Pyongyang confirmed yesterday that North Korean leader Kim Jong-un will be a candidate in next month’s parliamentary elections, which will be closely watched for clues on power shifts in the nation.
The national assembly is largely a rubber-stamp body with little authority, but many top North Korean officials are members, and Kim’s father, late North Korean leader Kim Jong-il, stood for election when he was in power.
The results are a foregone conclusion, with only one approved candidate standing for each of the 687 districts.
The presidium of the Supreme People’s Assembly (SPA) announced last month that the election — held every five years — would take place on March 9.
It will be the first under the leadership of Kim Jong-un and comes as he seeks to cement his grip on power after purging his uncle Jang Song-thaek.
Kim was “unanimously” nominated to stand for the Mount Paektu constituency No. 111, the North’s official KCNA news agency said on Monday.
Koreans have traditionally attributed divine status to Mount Paektu and, according to the North’s propaganda, Kim Jong-il was born on its slopes.
According to KCNA, Kim Jong-un’s nomination was celebrated with a dance party for military personnel in the constituency, which wound up with a lively rendition of the song We Will Defend General Kim Jong-un at the Cost of Our Lives.
The SPA meets once or twice a year, mostly for a day-long session, to rubber-stamp budgets or other decisions made by the ruling Workers’ Party. The last session, in April last year, adopted a special ordinance formalizing the country’s position as a nuclear weapons state — a status that both South Korea and the US have vowed not to recognize.

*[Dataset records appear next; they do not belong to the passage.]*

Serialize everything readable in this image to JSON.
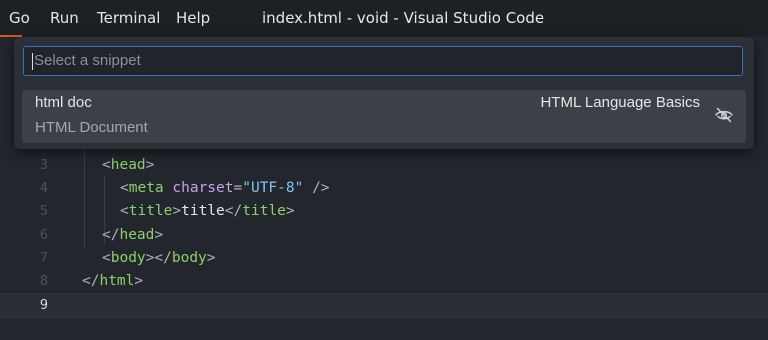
{
  "menubar": {
    "items": [
      "Go",
      "Run",
      "Terminal",
      "Help"
    ]
  },
  "window": {
    "title": "index.html - void - Visual Studio Code"
  },
  "quick_pick": {
    "placeholder": "Select a snippet",
    "items": [
      {
        "label": "html doc",
        "description": "HTML Document",
        "source": "HTML Language Basics",
        "action_icon": "eye-closed-icon"
      }
    ]
  },
  "editor": {
    "lines": [
      {
        "number": "3",
        "text": "<head>"
      },
      {
        "number": "4",
        "text": "<meta charset=\"UTF-8\" />"
      },
      {
        "number": "5",
        "text": "<title>title</title>"
      },
      {
        "number": "6",
        "text": "</head>"
      },
      {
        "number": "7",
        "text": "<body></body>"
      },
      {
        "number": "8",
        "text": "</html>"
      },
      {
        "number": "9",
        "text": ""
      }
    ],
    "active_line": "9"
  },
  "colors": {
    "accent_border": "#2f72c8",
    "tag": "#8bd06b",
    "attribute": "#c8a5ea",
    "string": "#7fc6f0",
    "title_accent": "#d4582b"
  }
}
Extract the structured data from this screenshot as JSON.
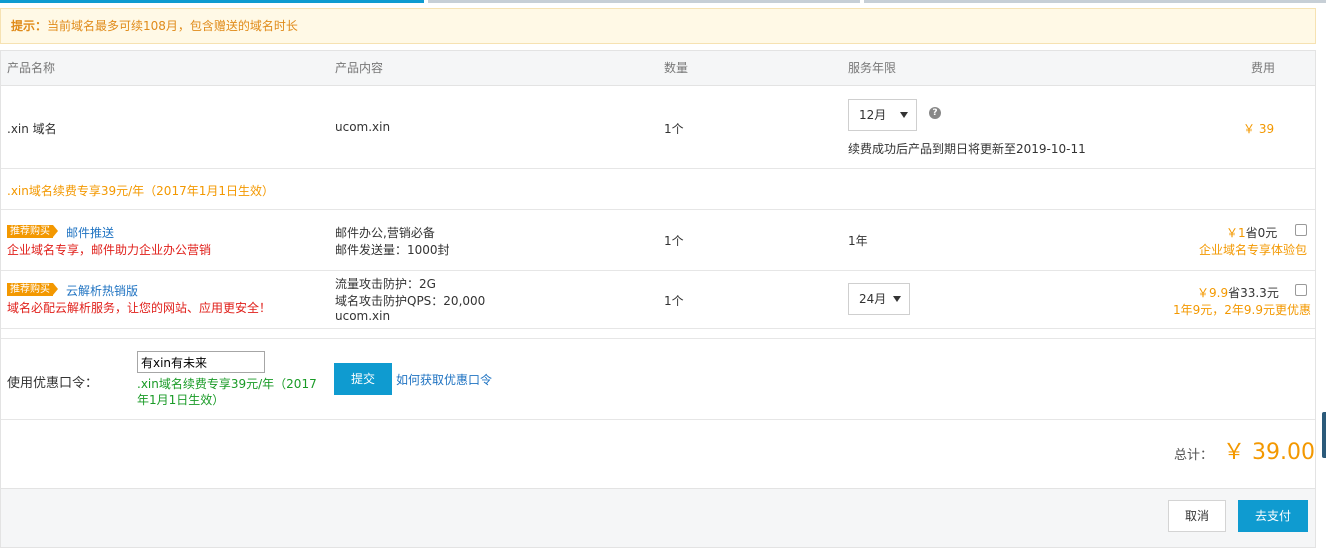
{
  "notice": {
    "lead": "提示：",
    "text": "当前域名最多可续108月，包含赠送的域名时长"
  },
  "table": {
    "headers": [
      "产品名称",
      "产品内容",
      "数量",
      "服务年限",
      "费用"
    ],
    "domain_row": {
      "name": ".xin 域名",
      "content": "ucom.xin",
      "qty": "1个",
      "term_selected": "12月",
      "help": "?",
      "expire_note": "续费成功后产品到期日将更新至2019-10-11",
      "price": "￥ 39"
    },
    "promo_line": ".xin域名续费专享39元/年（2017年1月1日生效）",
    "mail_row": {
      "badge": "推荐购买",
      "name": "邮件推送",
      "subtitle": "企业域名专享，邮件助力企业办公营销",
      "content_lines": [
        "邮件办公,营销必备",
        "邮件发送量：1000封"
      ],
      "qty": "1个",
      "term": "1年",
      "price": "￥1",
      "saving": "省0元",
      "note": "企业域名专享体验包"
    },
    "dns_row": {
      "badge": "推荐购买",
      "name": "云解析热销版",
      "subtitle": "域名必配云解析服务，让您的网站、应用更安全！",
      "content_lines": [
        "流量攻击防护：2G",
        "域名攻击防护QPS：20,000",
        "ucom.xin"
      ],
      "qty": "1个",
      "term_selected": "24月",
      "price": "￥9.9",
      "saving": "省33.3元",
      "note": "1年9元，2年9.9元更优惠"
    }
  },
  "coupon": {
    "label": "使用优惠口令：",
    "value": "有xin有未来",
    "hint": ".xin域名续费专享39元/年（2017年1月1日生效）",
    "submit": "提交",
    "link": "如何获取优惠口令"
  },
  "summary": {
    "total_label": "总计：",
    "total_value": "￥ 39.00"
  },
  "footer": {
    "cancel": "取消",
    "pay": "去支付"
  },
  "colors": {
    "accent": "#f39800",
    "primary_button": "#0f9bd0",
    "warning": "#e0201b",
    "link": "#1f73c2",
    "success": "#1a9b27"
  }
}
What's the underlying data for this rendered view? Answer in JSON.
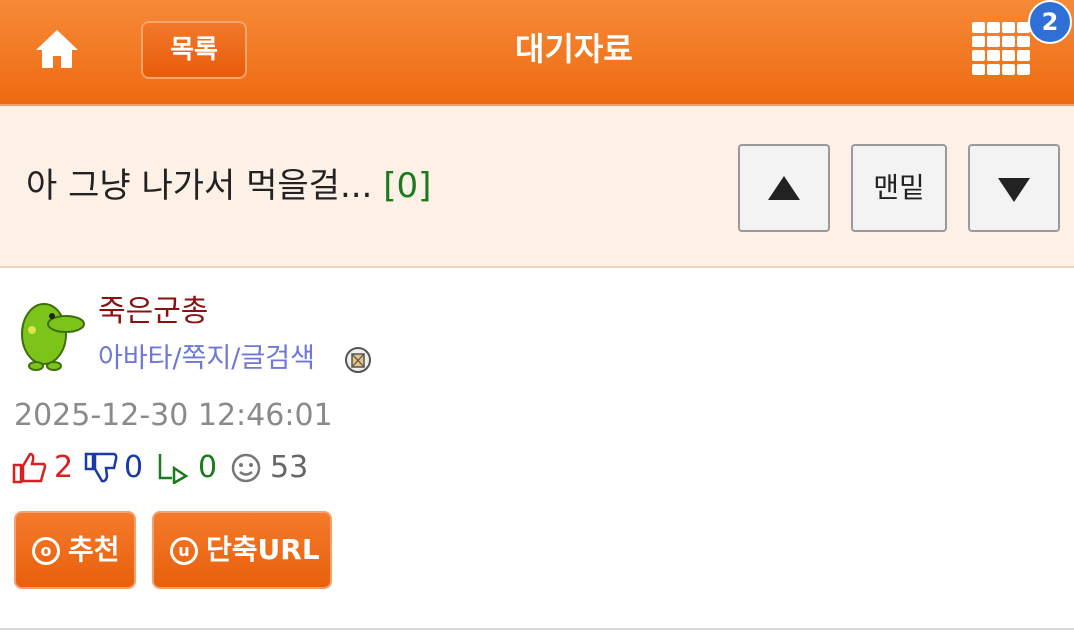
{
  "header": {
    "home_icon": "home-icon",
    "list_label": "목록",
    "title": "대기자료",
    "menu_icon": "grid-menu-icon",
    "notification_count": "2",
    "header_color": "#f07418"
  },
  "post": {
    "title": "아 그냥 나가서 먹을걸...",
    "comment_count": "[0]",
    "nav": {
      "up_icon": "arrow-up-icon",
      "bottom_label": "맨밑",
      "down_icon": "arrow-down-icon"
    },
    "author": {
      "name": "죽은군총",
      "links": "아바타/쪽지/글검색",
      "avatar_icon": "green-creature-avatar",
      "mail_icon": "mail-icon"
    },
    "date": "2025-12-30 12:46:01",
    "stats": {
      "likes": "2",
      "dislikes": "0",
      "shares": "0",
      "views": "53"
    },
    "actions": {
      "recommend_label": "추천",
      "recommend_glyph": "o",
      "shorturl_label": "단축URL",
      "shorturl_glyph": "u"
    }
  }
}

Kim Jong-un succeeded his father in December 2011, and next month’s election will be watched for any revelations on the changing power structure in Pyongyang.
Kim Jong-un has already overseen sweeping changes within the North’s ruling elite — the most dramatic example being the execution of his powerful uncle and political mentor Jang last month on charges of treason and corruption.
Jang was also a member of the SPA, and next month’s vote will provide an opportunity to see if any senior figures are removed from the candidates’ list.